When my boyfriend broke up with me unexpectedly in the spring of 2016, I needed to do something drastic to deal with my emotions. So I signed up to run the New Jersey Marathon a week before the race in an attempt to qualify for Boston. I believed that the validation of a BQ would help me feel better about the whole ordeal, and maybe even help him realize what he was giving up. But instead of feeling amazing, I crossed the finish line with more than 10 minutes to spare, only to feel emptier and lonelier than ever before, enlightened by a depressing realization: Running—fast or slow — wouldn’t make anyone love me.
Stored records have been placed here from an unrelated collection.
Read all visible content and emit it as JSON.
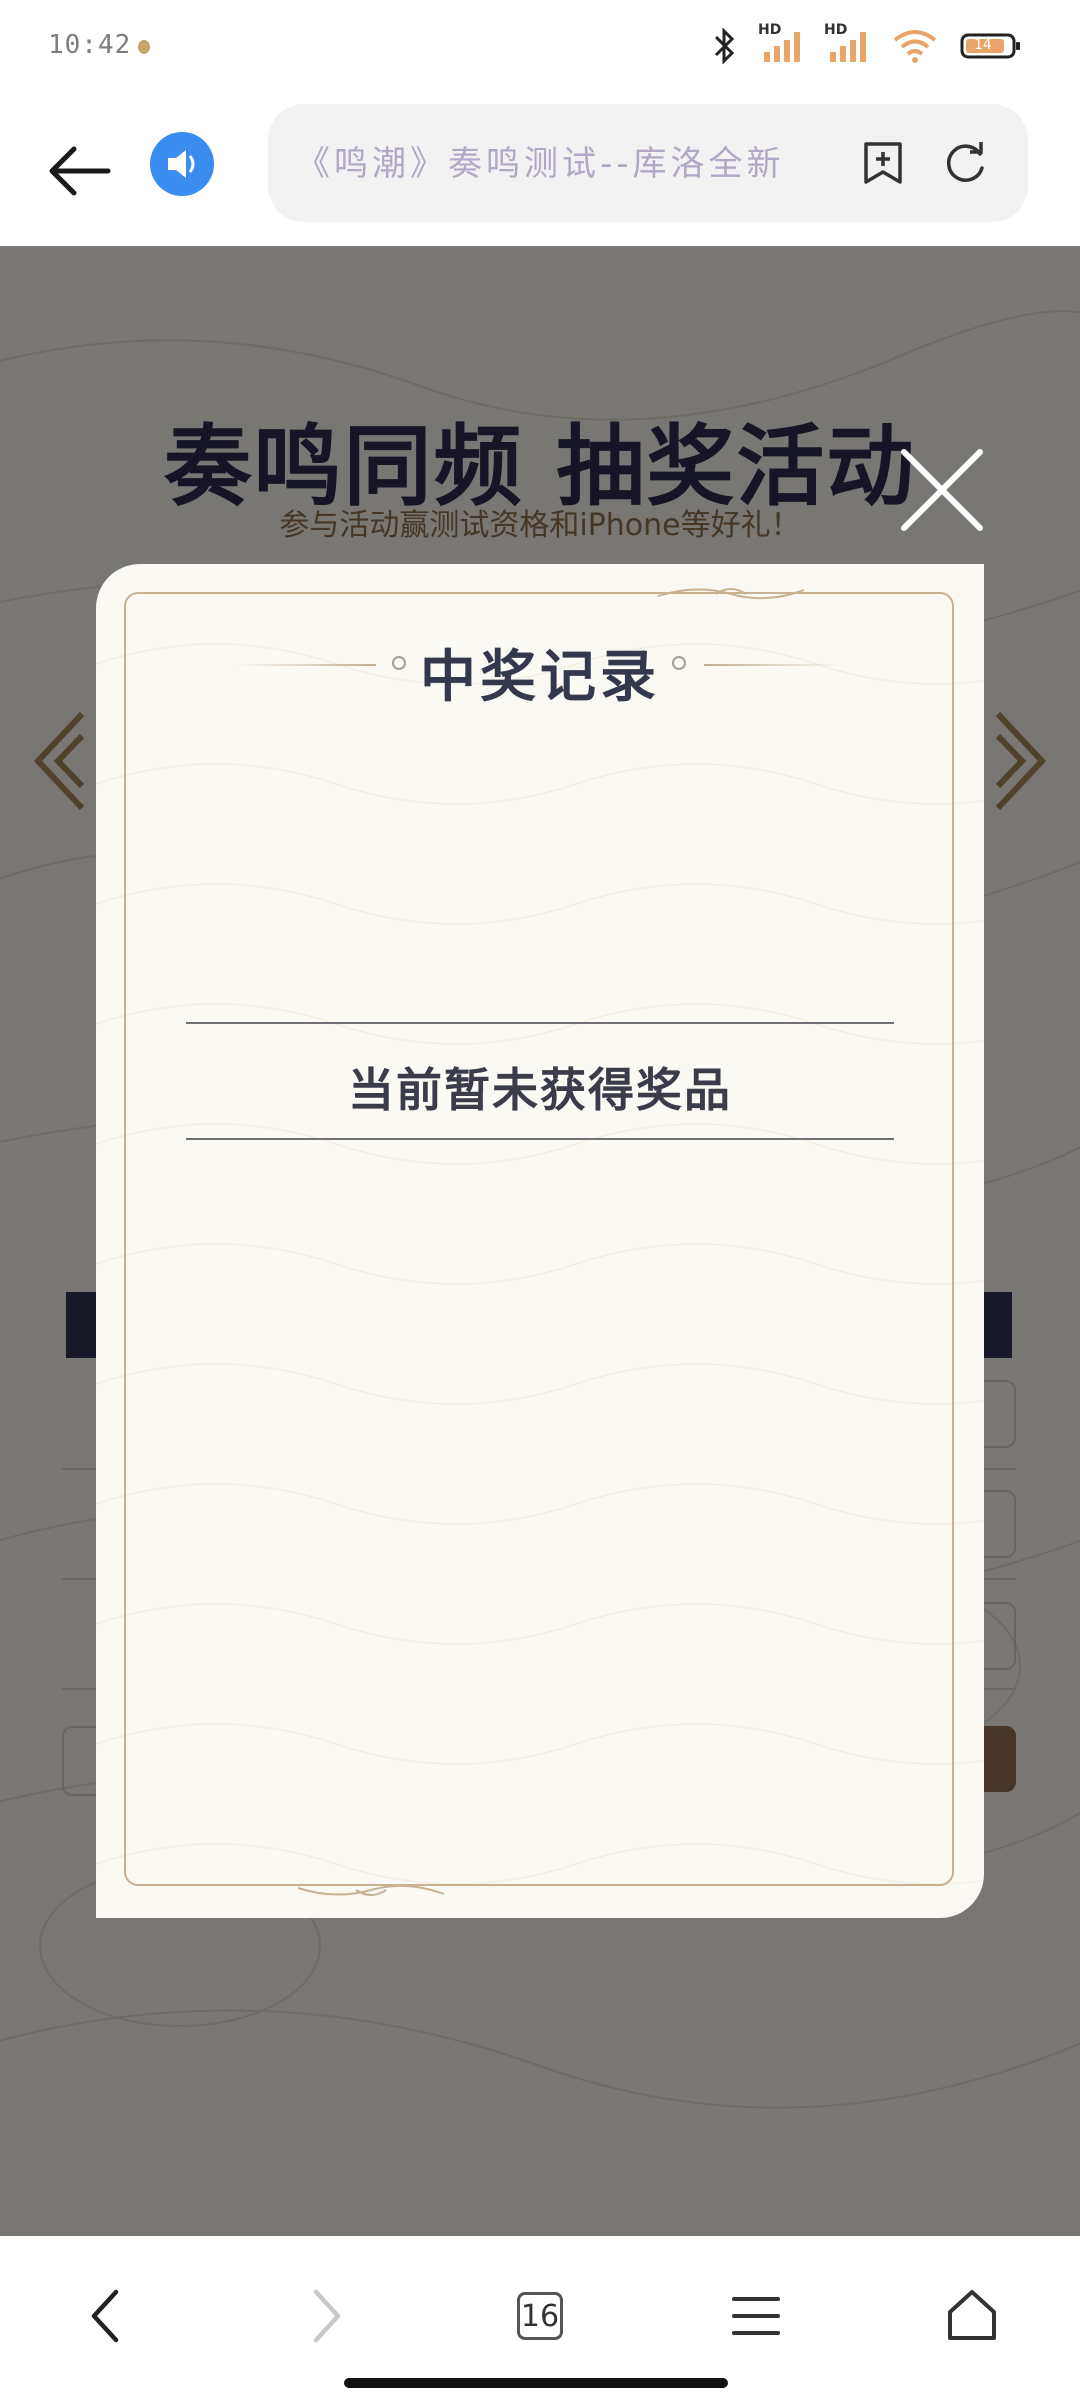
{
  "status_bar": {
    "time": "10:42",
    "icons": [
      "bluetooth-icon",
      "signal-hd-icon",
      "signal-hd-icon",
      "wifi-icon",
      "battery-icon"
    ],
    "network_badges": [
      "HD",
      "HD"
    ],
    "battery_level": "14"
  },
  "browser": {
    "url_title": "《鸣潮》奏鸣测试--库洛全新",
    "accent_color": "#3b8cf0"
  },
  "page": {
    "hero_title": "奏鸣同频 抽奖活动",
    "hero_subtitle": "参与活动赢测试资格和iPhone等好礼！"
  },
  "modal": {
    "title": "中奖记录",
    "empty_message": "当前暂未获得奖品"
  },
  "bottom_nav": {
    "tab_count": "16"
  }
}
Running has been my go-to way to deal with my emotions—happy or sad, good or bad, positive or dark—since training for my first marathon in college helped me cope with the unfortunate combination of heartbreak and general life ambiguity. Phrases like “Running is cheaper than therapy!” and “I run because punching people is frowned upon,” are routinely splashed on running-themed bumper stickers, social memes, and apparel, and reinforce the idea that running offers a healthy mental outlet. Most major fitness publications—Runner’s Worldincluded—have publicly celebrated the sport’s proven advantages as a unique form of therapy.
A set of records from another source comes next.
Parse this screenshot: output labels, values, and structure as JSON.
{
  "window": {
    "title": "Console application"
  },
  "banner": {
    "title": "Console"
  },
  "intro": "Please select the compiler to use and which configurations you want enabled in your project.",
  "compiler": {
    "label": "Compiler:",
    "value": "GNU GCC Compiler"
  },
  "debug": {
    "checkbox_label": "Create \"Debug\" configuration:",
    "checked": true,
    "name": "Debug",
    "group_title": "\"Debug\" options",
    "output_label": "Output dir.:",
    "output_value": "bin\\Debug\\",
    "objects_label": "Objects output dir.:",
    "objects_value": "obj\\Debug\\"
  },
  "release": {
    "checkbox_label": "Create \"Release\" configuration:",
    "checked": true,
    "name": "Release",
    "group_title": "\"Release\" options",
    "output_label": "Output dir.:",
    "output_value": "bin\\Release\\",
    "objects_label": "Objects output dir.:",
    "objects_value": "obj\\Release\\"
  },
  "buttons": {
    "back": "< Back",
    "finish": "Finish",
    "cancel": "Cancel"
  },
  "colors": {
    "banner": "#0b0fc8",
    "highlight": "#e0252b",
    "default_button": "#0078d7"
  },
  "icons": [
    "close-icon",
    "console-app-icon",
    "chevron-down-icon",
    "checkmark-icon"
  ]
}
I’m not here to discredit running’s ability to help improve mental health. Studies show that running can boost your mood, reduce stress levels, help manage anxiety, and be as effective as taking antidepressants. I am skeptical, however, about the degree to which we’re praising the connection between our weekly mileage and our emotional wellbeing. And that’s probably because I’m a runner whose mental health requires more than miles can provide: I also routinely see a licensed therapist.
Read the full article on Runner’s World.